As home educators, we can often be isolated from those around us – on our block, in our surrounding neighborhood, and in our community, whether a small town or large city. Studying together as a family at home in the morning, running errands and participating in extracurricular opportunities in the afternoon, home chores on Saturday, and church on Sunday – we are busy all week long, yet often neglect relationships with those around us.
Perhaps one of the reasons that non-homeschoolers question our ability and motives is because we are not connected with them?
When our family lived in a large metro area and began our homeschooling journey more than 20 years ago, many adults questioned what we were doing and were concerned about our children being “socialized.” We chose to put our best foot forward and engage these doubters on a regular basis. Relatives, friends, neighbors, and church members were all placed on our “acts of kindness” list.
We began by visiting the seniors on our block, one each day on our after-school walk. We helped form a playgroup in our neighborhood to connect with other families with young children, meeting weekly for play and fellowship. Our family helped with our church food bank, distributing to those in need each month. At Christmas time, we baked treats and delivered them to the significant adults in our children’s lives.
During each of these times of connection, we prepared our children to share what they were doing in homeschool and how they helped with the gifts we distributed. Throughout the years, our children became very skilled at conversation, learned to appreciate relating to adults, and gained a joy for serving Jesus Christ by helping others.
Now that we live on our remote farm, we make an effort to connect with others when we go to town for our weekly errands. My children have been coached to greet cashiers at the store, thank those who help us carry things out to our vehicle, pay and greet the gas station attendant, and graciously answer when asked by adults, “Why aren’t you in school today?”
By performing acts of kindness for others during our homeschool days, we enlighten non-homeschoolers as to who we really are, what we are doing for and with our children, and the blessed success we experience because of a child’s Christian home education. This not only blesses our family but also extends the positive message of homeschooling into the far reaches of our community.

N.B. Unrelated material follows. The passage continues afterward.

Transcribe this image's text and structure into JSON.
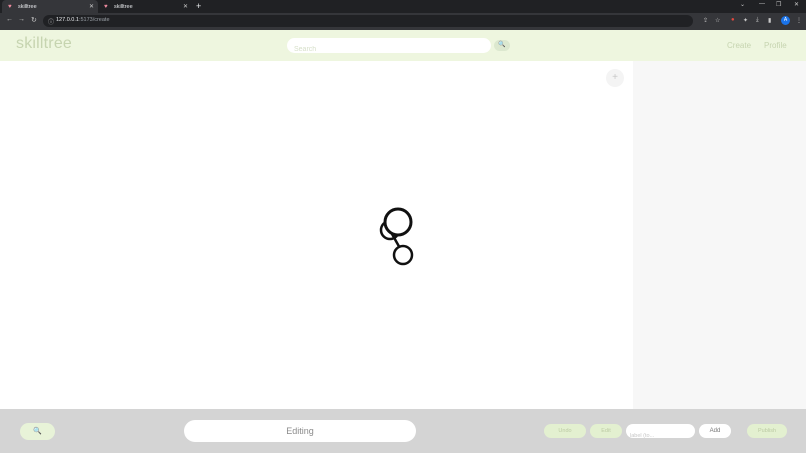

There are many areas of need in each community. Find one that your family or support group can fill and plan to meet the need. I encourage you this year to start blessing others as a way to spread the “good news” message of Christian home education and as a great way to “socialize” your students!